• _TASK PROMPT_:
Your task is to find every line in the records that holds the string "Reaj" and copy it.

Start of EXTRACTED RECORDS

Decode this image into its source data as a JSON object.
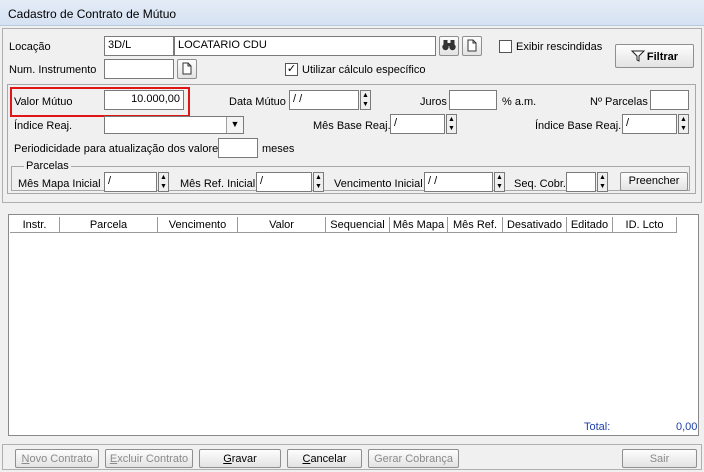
{
  "window": {
    "title": "Cadastro de Contrato de Mútuo"
  },
  "filters": {
    "locacao_label": "Locação",
    "locacao_code": "3D/L",
    "locacao_name": "LOCATARIO CDU",
    "num_instrumento_label": "Num. Instrumento",
    "num_instrumento_value": "",
    "exibir_rescindidas_label": "Exibir rescindidas",
    "exibir_rescindidas_checked": false,
    "utilizar_calculo_label": "Utilizar cálculo específico",
    "utilizar_calculo_checked": true,
    "filtrar_label": "Filtrar"
  },
  "mutuo": {
    "valor_label": "Valor Mútuo",
    "valor_value": "10.000,00",
    "data_label": "Data Mútuo",
    "data_value": "/ /",
    "juros_label": "Juros",
    "juros_value": "",
    "juros_unit": "% a.m.",
    "parcelas_label": "Nº Parcelas",
    "parcelas_value": "",
    "indice_label": "Índice Reaj.",
    "indice_value": "",
    "mes_base_label": "Mês Base Reaj.",
    "mes_base_value": "/",
    "indice_base_label": "Índice Base Reaj.",
    "indice_base_value": "/",
    "periodicidade_label": "Periodicidade para atualização dos valores",
    "periodicidade_value": "",
    "periodicidade_unit": "meses"
  },
  "parcelas": {
    "group_label": "Parcelas",
    "mes_mapa_label": "Mês Mapa Inicial",
    "mes_mapa_value": "/",
    "mes_ref_label": "Mês Ref. Inicial",
    "mes_ref_value": "/",
    "vencimento_label": "Vencimento Inicial",
    "vencimento_value": "/ /",
    "seq_cobr_label": "Seq. Cobr.",
    "seq_cobr_value": "",
    "preencher_label": "Preencher"
  },
  "grid": {
    "columns": [
      "Instr.",
      "Parcela",
      "Vencimento",
      "Valor",
      "Sequencial",
      "Mês Mapa",
      "Mês Ref.",
      "Desativado",
      "Editado",
      "ID. Lcto"
    ],
    "total_label": "Total:",
    "total_value": "0,00"
  },
  "actions": {
    "novo_hot": "N",
    "novo_rest": "ovo Contrato",
    "excluir_hot": "E",
    "excluir_rest": "xcluir Contrato",
    "gravar_hot": "G",
    "gravar_rest": "ravar",
    "cancelar_hot": "C",
    "cancelar_rest": "ancelar",
    "gerar_label": "Gerar Cobrança",
    "sair_label": "Sair"
  }
}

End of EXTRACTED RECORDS

• _RESPONSE TO THE EXERCISE_:
    "indice_label": "Índice Reaj.",
    "mes_base_label": "Mês Base Reaj.",
    "indice_base_label": "Índice Base Reaj.",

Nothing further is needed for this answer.